**Task item:**
Write the data out again, matching every line exactly.
----
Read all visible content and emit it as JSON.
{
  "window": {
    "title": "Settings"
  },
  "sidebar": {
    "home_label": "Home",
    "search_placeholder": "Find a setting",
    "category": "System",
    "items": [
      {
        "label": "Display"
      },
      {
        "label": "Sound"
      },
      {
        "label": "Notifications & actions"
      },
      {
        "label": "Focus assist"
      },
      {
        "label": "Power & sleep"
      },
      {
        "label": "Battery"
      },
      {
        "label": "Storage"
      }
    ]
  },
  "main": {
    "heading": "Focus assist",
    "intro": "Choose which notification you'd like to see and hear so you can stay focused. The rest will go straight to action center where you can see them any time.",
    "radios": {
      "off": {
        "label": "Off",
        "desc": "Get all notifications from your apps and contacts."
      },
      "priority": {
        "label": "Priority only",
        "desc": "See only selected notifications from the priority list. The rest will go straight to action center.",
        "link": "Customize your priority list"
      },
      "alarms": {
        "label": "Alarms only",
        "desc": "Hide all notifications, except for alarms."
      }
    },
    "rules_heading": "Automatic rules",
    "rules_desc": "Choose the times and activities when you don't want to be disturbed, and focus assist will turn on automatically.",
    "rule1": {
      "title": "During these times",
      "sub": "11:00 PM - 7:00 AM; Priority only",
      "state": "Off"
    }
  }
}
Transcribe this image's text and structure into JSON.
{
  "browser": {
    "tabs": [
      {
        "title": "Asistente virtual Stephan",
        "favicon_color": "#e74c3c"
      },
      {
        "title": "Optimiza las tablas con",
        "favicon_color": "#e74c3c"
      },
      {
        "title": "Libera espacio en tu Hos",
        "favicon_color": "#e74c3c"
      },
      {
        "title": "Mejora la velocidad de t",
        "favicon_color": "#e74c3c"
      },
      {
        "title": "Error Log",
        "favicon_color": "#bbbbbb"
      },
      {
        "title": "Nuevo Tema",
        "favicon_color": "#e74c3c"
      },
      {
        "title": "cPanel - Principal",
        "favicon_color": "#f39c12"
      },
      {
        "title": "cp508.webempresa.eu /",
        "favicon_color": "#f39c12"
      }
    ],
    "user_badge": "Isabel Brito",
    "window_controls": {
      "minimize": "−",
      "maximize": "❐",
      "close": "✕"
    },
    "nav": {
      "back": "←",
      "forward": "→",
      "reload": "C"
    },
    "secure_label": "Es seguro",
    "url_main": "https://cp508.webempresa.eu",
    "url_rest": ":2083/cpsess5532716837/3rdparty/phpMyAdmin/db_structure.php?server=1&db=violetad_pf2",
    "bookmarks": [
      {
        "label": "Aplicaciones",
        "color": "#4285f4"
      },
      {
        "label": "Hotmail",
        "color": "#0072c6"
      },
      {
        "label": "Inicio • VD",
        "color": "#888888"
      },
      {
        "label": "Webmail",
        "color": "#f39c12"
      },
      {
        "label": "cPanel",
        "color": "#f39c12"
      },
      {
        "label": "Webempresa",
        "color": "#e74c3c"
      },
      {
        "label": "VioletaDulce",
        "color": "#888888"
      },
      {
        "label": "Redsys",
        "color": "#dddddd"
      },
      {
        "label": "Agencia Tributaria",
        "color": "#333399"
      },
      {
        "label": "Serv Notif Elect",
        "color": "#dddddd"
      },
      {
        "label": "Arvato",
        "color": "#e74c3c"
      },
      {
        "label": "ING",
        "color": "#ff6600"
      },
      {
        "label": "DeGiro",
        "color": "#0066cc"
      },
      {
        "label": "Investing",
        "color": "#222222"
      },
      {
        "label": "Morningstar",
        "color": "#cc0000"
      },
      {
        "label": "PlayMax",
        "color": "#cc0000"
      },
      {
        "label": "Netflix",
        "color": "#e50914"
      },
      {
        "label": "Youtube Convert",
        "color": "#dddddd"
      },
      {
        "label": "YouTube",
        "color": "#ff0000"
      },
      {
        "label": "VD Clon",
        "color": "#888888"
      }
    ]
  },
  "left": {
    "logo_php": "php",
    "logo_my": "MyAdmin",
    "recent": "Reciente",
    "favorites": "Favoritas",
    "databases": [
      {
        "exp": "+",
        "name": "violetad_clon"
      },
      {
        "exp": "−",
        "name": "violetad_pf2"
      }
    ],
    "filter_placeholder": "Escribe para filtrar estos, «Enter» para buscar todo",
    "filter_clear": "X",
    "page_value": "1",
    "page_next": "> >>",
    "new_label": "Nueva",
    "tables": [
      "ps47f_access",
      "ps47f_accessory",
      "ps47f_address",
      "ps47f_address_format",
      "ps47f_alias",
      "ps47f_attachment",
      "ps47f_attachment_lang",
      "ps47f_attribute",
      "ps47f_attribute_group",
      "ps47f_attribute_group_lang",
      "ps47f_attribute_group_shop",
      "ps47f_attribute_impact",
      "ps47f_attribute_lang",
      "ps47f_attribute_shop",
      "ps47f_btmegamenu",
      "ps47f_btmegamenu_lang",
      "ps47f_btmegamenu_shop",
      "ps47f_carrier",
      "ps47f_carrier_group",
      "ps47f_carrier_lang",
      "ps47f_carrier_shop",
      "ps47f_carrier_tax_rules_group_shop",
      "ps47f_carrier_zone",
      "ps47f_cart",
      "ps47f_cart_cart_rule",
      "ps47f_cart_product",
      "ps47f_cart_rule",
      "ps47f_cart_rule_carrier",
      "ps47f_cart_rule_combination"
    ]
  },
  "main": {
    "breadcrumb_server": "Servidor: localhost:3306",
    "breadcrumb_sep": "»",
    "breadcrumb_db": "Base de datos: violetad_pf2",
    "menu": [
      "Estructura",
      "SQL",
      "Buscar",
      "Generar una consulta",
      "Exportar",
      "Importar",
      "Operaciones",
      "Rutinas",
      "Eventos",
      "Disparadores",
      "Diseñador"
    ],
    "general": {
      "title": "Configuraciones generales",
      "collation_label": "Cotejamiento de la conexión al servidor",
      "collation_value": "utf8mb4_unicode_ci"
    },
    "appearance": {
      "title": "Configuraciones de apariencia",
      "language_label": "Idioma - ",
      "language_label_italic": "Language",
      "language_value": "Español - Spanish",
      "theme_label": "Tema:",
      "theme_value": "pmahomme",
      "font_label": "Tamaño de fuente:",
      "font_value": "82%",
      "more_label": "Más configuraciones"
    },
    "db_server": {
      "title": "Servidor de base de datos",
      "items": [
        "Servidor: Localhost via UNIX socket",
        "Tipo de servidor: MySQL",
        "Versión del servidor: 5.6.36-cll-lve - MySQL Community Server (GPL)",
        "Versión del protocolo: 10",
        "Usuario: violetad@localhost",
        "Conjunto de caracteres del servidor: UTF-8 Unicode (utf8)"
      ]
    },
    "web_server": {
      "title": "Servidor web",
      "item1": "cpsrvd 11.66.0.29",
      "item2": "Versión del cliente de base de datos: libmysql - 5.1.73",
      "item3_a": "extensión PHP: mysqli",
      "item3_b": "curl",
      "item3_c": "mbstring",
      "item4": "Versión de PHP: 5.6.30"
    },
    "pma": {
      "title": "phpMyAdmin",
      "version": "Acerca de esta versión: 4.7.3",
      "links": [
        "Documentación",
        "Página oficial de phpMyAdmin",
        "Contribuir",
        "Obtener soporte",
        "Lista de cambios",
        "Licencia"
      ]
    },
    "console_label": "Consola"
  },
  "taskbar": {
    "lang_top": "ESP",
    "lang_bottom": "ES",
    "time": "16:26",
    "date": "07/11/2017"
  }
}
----
**Exercise output:**
Read all visible content and emit it as JSON.
{
  "window": {
    "title": "Settings"
  },
  "sidebar": {
    "home_label": "Home",
    "search_placeholder": "Find a setting",
    "category": "System",
    "items": [
      {
        "label": "Display"
      },
      {
        "label": "Sound"
      },
      {
        "label": "Notifications & actions"
      },
      {
        "label": "Focus assist"
      },
      {
        "label": "Power & sleep"
      },
      {
        "label": "Battery"
      },
      {
        "label": "Storage"
      }
    ]
  },
  "main": {
    "heading": "Focus assist",
    "intro": "Choose which notification you'd like to see and hear so you can stay focused. The rest will go straight to action center where you can see them any time.",
    "radios": {
      "off": {
        "label": "Off",
        "desc": "Get all notifications from your apps and contacts."
      },
      "priority": {
        "label": "Priority only",
        "desc": "See only selected notifications from the priority list. The rest will go straight to action center.",
        "link": "Customize your priority list"
      },
      "alarms": {
        "label": "Alarms only",
        "desc": "Hide all notifications, except for alarms."
      }
    },
    "rules_heading": "Automatic rules",
    "rules_desc": "Choose the times and activities when you don't want to be disturbed, and focus assist will turn on automatically.",
    "rule1": {
      "title": "During these times",
      "sub": "11:00 PM - 7:00 AM; Priority only",
      "state": "Off"
    }
  }
}
Transcribe this image's text and structure into JSON.
{
  "browser": {
    "tabs": [
      {
        "title": "Asistente virtual Stephan",
        "favicon_color": "#e74c3c"
      },
      {
        "title": "Optimiza las tablas con",
        "favicon_color": "#e74c3c"
      },
      {
        "title": "Libera espacio en tu Hos",
        "favicon_color": "#e74c3c"
      },
      {
        "title": "Mejora la velocidad de t",
        "favicon_color": "#e74c3c"
      },
      {
        "title": "Error Log",
        "favicon_color": "#bbbbbb"
      },
      {
        "title": "Nuevo Tema",
        "favicon_color": "#e74c3c"
      },
      {
        "title": "cPanel - Principal",
        "favicon_color": "#f39c12"
      },
      {
        "title": "cp508.webempresa.eu /",
        "favicon_color": "#f39c12"
      }
    ],
    "user_badge": "Isabel Brito",
    "window_controls": {
      "minimize": "−",
      "maximize": "❐",
      "close": "✕"
    },
    "nav": {
      "back": "←",
      "forward": "→",
      "reload": "C"
    },
    "secure_label": "Es seguro",
    "url_main": "https://cp508.webempresa.eu",
    "url_rest": ":2083/cpsess5532716837/3rdparty/phpMyAdmin/db_structure.php?server=1&db=violetad_pf2",
    "bookmarks": [
      {
        "label": "Aplicaciones",
        "color": "#4285f4"
      },
      {
        "label": "Hotmail",
        "color": "#0072c6"
      },
      {
        "label": "Inicio • VD",
        "color": "#888888"
      },
      {
        "label": "Webmail",
        "color": "#f39c12"
      },
      {
        "label": "cPanel",
        "color": "#f39c12"
      },
      {
        "label": "Webempresa",
        "color": "#e74c3c"
      },
      {
        "label": "VioletaDulce",
        "color": "#888888"
      },
      {
        "label": "Redsys",
        "color": "#dddddd"
      },
      {
        "label": "Agencia Tributaria",
        "color": "#333399"
      },
      {
        "label": "Serv Notif Elect",
        "color": "#dddddd"
      },
      {
        "label": "Arvato",
        "color": "#e74c3c"
      },
      {
        "label": "ING",
        "color": "#ff6600"
      },
      {
        "label": "DeGiro",
        "color": "#0066cc"
      },
      {
        "label": "Investing",
        "color": "#222222"
      },
      {
        "label": "Morningstar",
        "color": "#cc0000"
      },
      {
        "label": "PlayMax",
        "color": "#cc0000"
      },
      {
        "label": "Netflix",
        "color": "#e50914"
      },
      {
        "label": "Youtube Convert",
        "color": "#dddddd"
      },
      {
        "label": "YouTube",
        "color": "#ff0000"
      },
      {
        "label": "VD Clon",
        "color": "#888888"
      }
    ]
  },
  "left": {
    "logo_php": "php",
    "logo_my": "MyAdmin",
    "recent": "Reciente",
    "favorites": "Favoritas",
    "databases": [
      {
        "exp": "+",
        "name": "violetad_clon"
      },
      {
        "exp": "−",
        "name": "violetad_pf2"
      }
    ],
    "filter_placeholder": "Escribe para filtrar estos, «Enter» para buscar todo",
    "filter_clear": "X",
    "page_value": "1",
    "page_next": "> >>",
    "new_label": "Nueva",
    "tables": [
      "ps47f_access",
      "ps47f_accessory",
      "ps47f_address",
      "ps47f_address_format",
      "ps47f_alias",
      "ps47f_attachment",
      "ps47f_attachment_lang",
      "ps47f_attribute",
      "ps47f_attribute_group",
      "ps47f_attribute_group_lang",
      "ps47f_attribute_group_shop",
      "ps47f_attribute_impact",
      "ps47f_attribute_lang",
      "ps47f_attribute_shop",
      "ps47f_btmegamenu",
      "ps47f_btmegamenu_lang",
      "ps47f_btmegamenu_shop",
      "ps47f_carrier",
      "ps47f_carrier_group",
      "ps47f_carrier_lang",
      "ps47f_carrier_shop",
      "ps47f_carrier_tax_rules_group_shop",
      "ps47f_carrier_zone",
      "ps47f_cart",
      "ps47f_cart_cart_rule",
      "ps47f_cart_product",
      "ps47f_cart_rule",
      "ps47f_cart_rule_carrier",
      "ps47f_cart_rule_combination"
    ]
  },
  "main": {
    "breadcrumb_server": "Servidor: localhost:3306",
    "breadcrumb_sep": "»",
    "breadcrumb_db": "Base de datos: violetad_pf2",
    "menu": [
      "Estructura",
      "SQL",
      "Buscar",
      "Generar una consulta",
      "Exportar",
      "Importar",
      "Operaciones",
      "Rutinas",
      "Eventos",
      "Disparadores",
      "Diseñador"
    ],
    "general": {
      "title": "Configuraciones generales",
      "collation_label": "Cotejamiento de la conexión al servidor",
      "collation_value": "utf8mb4_unicode_ci"
    },
    "appearance": {
      "title": "Configuraciones de apariencia",
      "language_label": "Idioma - ",
      "language_label_italic": "Language",
      "language_value": "Español - Spanish",
      "theme_label": "Tema:",
      "theme_value": "pmahomme",
      "font_label": "Tamaño de fuente:",
      "font_value": "82%",
      "more_label": "Más configuraciones"
    },
    "db_server": {
      "title": "Servidor de base de datos",
      "items": [
        "Servidor: Localhost via UNIX socket",
        "Tipo de servidor: MySQL",
        "Versión del servidor: 5.6.36-cll-lve - MySQL Community Server (GPL)",
        "Versión del protocolo: 10",
        "Usuario: violetad@localhost",
        "Conjunto de caracteres del servidor: UTF-8 Unicode (utf8)"
      ]
    },
    "web_server": {
      "title": "Servidor web",
      "item1": "cpsrvd 11.66.0.29",
      "item2": "Versión del cliente de base de datos: libmysql - 5.1.73",
      "item3_a": "extensión PHP: mysqli",
      "item3_b": "curl",
      "item3_c": "mbstring",
      "item4": "Versión de PHP: 5.6.30"
    },
    "pma": {
      "title": "phpMyAdmin",
      "version": "Acerca de esta versión: 4.7.3",
      "links": [
        "Documentación",
        "Página oficial de phpMyAdmin",
        "Contribuir",
        "Obtener soporte",
        "Lista de cambios",
        "Licencia"
      ]
    },
    "console_label": "Consola"
  },
  "taskbar": {
    "lang_top": "ESP",
    "lang_bottom": "ES",
    "time": "16:26",
    "date": "07/11/2017"
  }
}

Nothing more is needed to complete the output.